    12. AHPL&VHDL Case Study – AHPL • CLUNIT: HALFADD (x; y; enable) • INPUTS: x; y; enable. • OUTPUTS: HALFADD[2]. • CTERMS: a; carry; result. • BODY • a = xy; • result = a enable; • carry = x y enable; • HALFADD[0] = carry; • HALFADD[1] = result; • END

    13. AHPL&VHDL x carry y Half Adder result enable Case Study – VHDL First step: entity declaration describes the (input and output) interfaces of the component ENTITY half_adder IS PORT( x, y, enable: IN BIT; carry, result: OUT BIT); END half_adder;

    14. AHPL&VHDL Case Study – VHDL ARCHITECTURE half_adder_a OF half_adder IS BEGIN PROCESS (x, y, enable) BEGIN IF enable = ‘1’ THEN result <= x XOR y; carry <= x AND y; ELSE carry <= ‘0’; result <= ‘0’; END IF; END PROCESS; END half_adder_a;

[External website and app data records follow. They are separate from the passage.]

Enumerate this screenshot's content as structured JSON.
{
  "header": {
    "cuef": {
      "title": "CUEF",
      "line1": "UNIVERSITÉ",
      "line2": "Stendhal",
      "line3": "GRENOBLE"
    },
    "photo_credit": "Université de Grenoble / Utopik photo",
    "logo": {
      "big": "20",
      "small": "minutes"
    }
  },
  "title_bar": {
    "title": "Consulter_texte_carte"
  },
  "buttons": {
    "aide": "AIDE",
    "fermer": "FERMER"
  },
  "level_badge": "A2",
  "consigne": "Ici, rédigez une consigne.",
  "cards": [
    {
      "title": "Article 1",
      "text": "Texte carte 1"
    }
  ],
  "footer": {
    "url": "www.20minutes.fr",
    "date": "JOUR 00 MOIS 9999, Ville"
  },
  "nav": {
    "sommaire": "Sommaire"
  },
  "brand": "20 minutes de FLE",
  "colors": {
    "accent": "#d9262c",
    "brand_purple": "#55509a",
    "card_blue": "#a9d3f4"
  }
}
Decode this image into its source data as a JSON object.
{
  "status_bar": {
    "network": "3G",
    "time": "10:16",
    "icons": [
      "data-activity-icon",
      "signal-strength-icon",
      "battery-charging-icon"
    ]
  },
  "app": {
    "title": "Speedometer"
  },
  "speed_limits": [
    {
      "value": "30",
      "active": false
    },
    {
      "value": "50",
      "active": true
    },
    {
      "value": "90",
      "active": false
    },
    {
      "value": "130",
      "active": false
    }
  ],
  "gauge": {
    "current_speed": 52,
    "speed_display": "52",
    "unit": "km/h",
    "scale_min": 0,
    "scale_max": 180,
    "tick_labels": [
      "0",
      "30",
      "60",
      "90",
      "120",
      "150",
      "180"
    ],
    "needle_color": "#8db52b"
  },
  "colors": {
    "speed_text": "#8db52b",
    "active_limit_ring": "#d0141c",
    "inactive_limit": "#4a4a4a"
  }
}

    15. AHPL&VHDL VHDL – Timing Behavior ARCHITECTURE half_adder_b OF half_adder IS BEGIN PROCESS (x, y, enable) BEGIN IF enable = ‘1’ THEN result <= x XOR y after 10ns; carry <= x AND y after 12 ns; ELSE carry <= ‘0’ after 10ns; result <= ‘0’ after 12ns; END IF; END PROCESS; END half_adder_b;

    16. AHPL&VHDL VHDL – Pure Logical ARCHITECTURE half_adder_c OF half_adder IS BEGIN carry <= enable AND (x AND y); result <= enable AND (x XOR y); END half_adder_c;

    17. AHPL&VHDL VHDL – Component Based ARCHITECTURE half_adder_d OF half_adder IS COMPONENT and2 PORT (in0, in1 : IN BIT; out0 : OUT BIT); END COMPONENT; COMPONENT and3 PORT (in0, in1, in2 : IN BIT; out0 : OUT BIT); END COMPONENT; COMPONENT xor2 PORT (in0, in1 : IN BIT; out0 : OUT BIT); END COMPONENT; FOR ALL : and2 USE ENTITY gate_lib.and2_Nty(and2_a); FOR ALL : and3 USE ENTITY gate_lib.and3_Nty(and3_a); FOR ALL : xor2 USE ENTITY gate_lib.xor2_Nty(xor2_a); SIGNAL xor_res : BIT; -- internal signal BEGIN A0 : and2 PORT MAP (enable, xor_res, result); A1 : and3 PORT MAP (x, y, enable, carry); X0 : xor2 PORT MAP (x, y, xor_res); END half_adder_d;

    18. AHPL&VHDL AHPL – VHDL Comparison

    19. AHPL&VHDL The Most Important Features An effective HDL in the 21st century should • Be hierarchical, modularized  Complexity has been growing • Contain application specific features • Be conform to other widely used HDLs (mapping, remapping, etc.) • Be easy to understand and maintain by engineers • Contain graphical, as well as textual notation parts … What else?

    20. Thank You for Your Attention!